Start of Given entries

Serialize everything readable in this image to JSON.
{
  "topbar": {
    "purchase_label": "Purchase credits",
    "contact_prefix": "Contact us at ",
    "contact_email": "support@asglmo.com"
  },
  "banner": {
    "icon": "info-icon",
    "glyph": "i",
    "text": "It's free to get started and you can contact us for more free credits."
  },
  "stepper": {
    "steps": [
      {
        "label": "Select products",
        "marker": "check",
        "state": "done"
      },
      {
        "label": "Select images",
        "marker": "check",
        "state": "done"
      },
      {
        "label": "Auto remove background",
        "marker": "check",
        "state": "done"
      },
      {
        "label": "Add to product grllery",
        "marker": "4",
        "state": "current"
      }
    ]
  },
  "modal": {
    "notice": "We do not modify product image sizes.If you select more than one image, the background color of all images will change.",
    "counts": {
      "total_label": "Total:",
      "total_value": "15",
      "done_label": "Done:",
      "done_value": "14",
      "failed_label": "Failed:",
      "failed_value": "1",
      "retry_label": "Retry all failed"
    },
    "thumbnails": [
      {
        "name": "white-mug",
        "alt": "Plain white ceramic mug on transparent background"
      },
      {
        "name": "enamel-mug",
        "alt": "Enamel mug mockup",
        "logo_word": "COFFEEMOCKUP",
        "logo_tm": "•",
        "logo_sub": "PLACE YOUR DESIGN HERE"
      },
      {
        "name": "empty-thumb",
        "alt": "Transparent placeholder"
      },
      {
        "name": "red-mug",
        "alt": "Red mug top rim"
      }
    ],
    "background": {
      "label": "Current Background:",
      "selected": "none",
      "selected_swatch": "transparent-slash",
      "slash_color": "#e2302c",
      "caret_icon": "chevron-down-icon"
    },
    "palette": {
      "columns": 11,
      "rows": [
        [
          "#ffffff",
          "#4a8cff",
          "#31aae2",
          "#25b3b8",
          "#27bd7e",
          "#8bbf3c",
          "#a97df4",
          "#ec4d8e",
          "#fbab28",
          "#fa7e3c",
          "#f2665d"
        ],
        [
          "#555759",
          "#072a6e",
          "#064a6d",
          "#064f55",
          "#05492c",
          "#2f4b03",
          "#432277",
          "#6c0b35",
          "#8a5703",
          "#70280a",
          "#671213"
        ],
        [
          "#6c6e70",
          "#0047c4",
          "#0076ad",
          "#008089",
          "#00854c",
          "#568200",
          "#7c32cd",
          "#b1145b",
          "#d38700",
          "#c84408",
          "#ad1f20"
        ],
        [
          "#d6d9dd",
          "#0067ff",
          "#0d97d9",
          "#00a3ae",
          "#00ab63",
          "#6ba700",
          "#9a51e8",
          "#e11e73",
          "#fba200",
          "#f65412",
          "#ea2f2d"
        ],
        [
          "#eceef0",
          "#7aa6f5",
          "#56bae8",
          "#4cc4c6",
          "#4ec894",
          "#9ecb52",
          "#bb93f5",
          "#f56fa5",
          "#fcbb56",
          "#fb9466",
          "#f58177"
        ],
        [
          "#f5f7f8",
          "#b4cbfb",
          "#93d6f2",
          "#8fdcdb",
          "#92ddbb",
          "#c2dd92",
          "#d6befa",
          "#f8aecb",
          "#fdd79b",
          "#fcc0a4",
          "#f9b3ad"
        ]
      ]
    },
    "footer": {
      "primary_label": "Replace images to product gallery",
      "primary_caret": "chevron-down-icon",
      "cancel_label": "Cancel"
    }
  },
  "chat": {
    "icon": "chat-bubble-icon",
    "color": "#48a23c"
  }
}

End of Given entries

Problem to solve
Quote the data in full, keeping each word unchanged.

Task response
Serialize everything readable in this image to JSON.
{
  "topbar": {
    "purchase_label": "Purchase credits",
    "contact_prefix": "Contact us at ",
    "contact_email": "support@asglmo.com"
  },
  "banner": {
    "icon": "info-icon",
    "glyph": "i",
    "text": "It's free to get started and you can contact us for more free credits."
  },
  "stepper": {
    "steps": [
      {
        "label": "Select products",
        "marker": "check",
        "state": "done"
      },
      {
        "label": "Select images",
        "marker": "check",
        "state": "done"
      },
      {
        "label": "Auto remove background",
        "marker": "check",
        "state": "done"
      },
      {
        "label": "Add to product grllery",
        "marker": "4",
        "state": "current"
      }
    ]
  },
  "modal": {
    "notice": "We do not modify product image sizes.If you select more than one image, the background color of all images will change.",
    "counts": {
      "total_label": "Total:",
      "total_value": "15",
      "done_label": "Done:",
      "done_value": "14",
      "failed_label": "Failed:",
      "failed_value": "1",
      "retry_label": "Retry all failed"
    },
    "thumbnails": [
      {
        "name": "white-mug",
        "alt": "Plain white ceramic mug on transparent background"
      },
      {
        "name": "enamel-mug",
        "alt": "Enamel mug mockup",
        "logo_word": "COFFEEMOCKUP",
        "logo_tm": "•",
        "logo_sub": "PLACE YOUR DESIGN HERE"
      },
      {
        "name": "empty-thumb",
        "alt": "Transparent placeholder"
      },
      {
        "name": "red-mug",
        "alt": "Red mug top rim"
      }
    ],
    "background": {
      "label": "Current Background:",
      "selected": "none",
      "selected_swatch": "transparent-slash",
      "slash_color": "#e2302c",
      "caret_icon": "chevron-down-icon"
    },
    "palette": {
      "columns": 11,
      "rows": [
        [
          "#ffffff",
          "#4a8cff",
          "#31aae2",
          "#25b3b8",
          "#27bd7e",
          "#8bbf3c",
          "#a97df4",
          "#ec4d8e",
          "#fbab28",
          "#fa7e3c",
          "#f2665d"
        ],
        [
          "#555759",
          "#072a6e",
          "#064a6d",
          "#064f55",
          "#05492c",
          "#2f4b03",
          "#432277",
          "#6c0b35",
          "#8a5703",
          "#70280a",
          "#671213"
        ],
        [
          "#6c6e70",
          "#0047c4",
          "#0076ad",
          "#008089",
          "#00854c",
          "#568200",
          "#7c32cd",
          "#b1145b",
          "#d38700",
          "#c84408",
          "#ad1f20"
        ],
        [
          "#d6d9dd",
          "#0067ff",
          "#0d97d9",
          "#00a3ae",
          "#00ab63",
          "#6ba700",
          "#9a51e8",
          "#e11e73",
          "#fba200",
          "#f65412",
          "#ea2f2d"
        ],
        [
          "#eceef0",
          "#7aa6f5",
          "#56bae8",
          "#4cc4c6",
          "#4ec894",
          "#9ecb52",
          "#bb93f5",
          "#f56fa5",
          "#fcbb56",
          "#fb9466",
          "#f58177"
        ],
        [
          "#f5f7f8",
          "#b4cbfb",
          "#93d6f2",
          "#8fdcdb",
          "#92ddbb",
          "#c2dd92",
          "#d6befa",
          "#f8aecb",
          "#fdd79b",
          "#fcc0a4",
          "#f9b3ad"
        ]
      ]
    },
    "footer": {
      "primary_label": "Replace images to product gallery",
      "primary_caret": "chevron-down-icon",
      "cancel_label": "Cancel"
    }
  },
  "chat": {
    "icon": "chat-bubble-icon",
    "color": "#48a23c"
  }
}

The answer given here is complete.